Saying there is “no compelling reason” to release a Riverhead man who recently pleaded guilty to federal drug and racketeering charges over concerns he might be particularly vulnerable if he contracts COVID-19, a federal judge denied him bail Thursday.
During a teleconference hearing, Judge Joanna Seybert said Terrill Latney’s prior criminal history and the fact that he has already pleaded guilty to a crime that could lead to life in prison were factors in denying his release.
The hearing lasted about 30 minutes Thursday as Mr. Latney’s attorney, Neil Checkman of New York City, and Assistant U.S. Attorney Michael Maffei outlined for the judge their respective positions concerning the alleged Bloods gang member’s temporary release as he awaits sentencing. Mr. Checkman said his client is 460 pounds and has high blood pressure, which put him at great risk from the virus.
“He’s not a flight risk at all,” Mr. Checkman argued, noting that his client has never traveled away from the Riverhead area. “What he is is a physically impaired and very frightened man.”
Mr. Maffei countered that Mr. Latney is under quarantine in a section of Metropolitan Detention Center in Brooklyn with no confirmed cases, has exhibited no symptoms and is at no more risk than if he were released to his mother’s house on Lewis Street.
He called the suggestion that Mr. Latney could be released and not be a flight risk or return to a career of criminal activity both “ludicrous” and “crazy.” He also said Mr. Latney’s health issues relate to his own “self-imposed obesity,” a comment the judge took exception with.
“That’s rather harsh,” Judge Seybert remarked.
Mr. Latney has the option of appealing the judge’s decision.
Mr. Latney pleaded guilty in February to racketeering, including conspiring to distribute narcotics and participating in the murder of Thomas Lacolla of Riverhead, officials said.
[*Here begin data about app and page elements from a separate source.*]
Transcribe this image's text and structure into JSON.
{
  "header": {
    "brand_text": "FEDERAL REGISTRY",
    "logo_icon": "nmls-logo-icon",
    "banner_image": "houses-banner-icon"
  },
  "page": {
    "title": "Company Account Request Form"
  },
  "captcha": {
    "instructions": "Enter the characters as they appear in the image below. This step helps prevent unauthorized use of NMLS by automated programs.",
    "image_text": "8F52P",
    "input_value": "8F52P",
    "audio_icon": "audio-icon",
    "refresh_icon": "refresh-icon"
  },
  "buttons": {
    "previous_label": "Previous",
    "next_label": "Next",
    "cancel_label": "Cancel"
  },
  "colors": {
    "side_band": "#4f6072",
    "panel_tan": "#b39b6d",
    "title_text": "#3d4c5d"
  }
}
On Nov. 17, 2015, Mr. Latney drove three Bloods members to Old Quogue Road in Riverside where they fired at least 39 shots into a vehicle parked outside a home they erroneously believed was occupied by the rival gang member.
Prosecutors said only one of the more than 1,700 inmates at the jail where Mr. Latney is currently being housed has tested positive for COVID-19. They also said there is no medical evidence to suggest he suffers from high blood pressure.
Mr. Checkman said the data on positive tests is skewed from a lack of testing by the Federal Bureau of Prisons.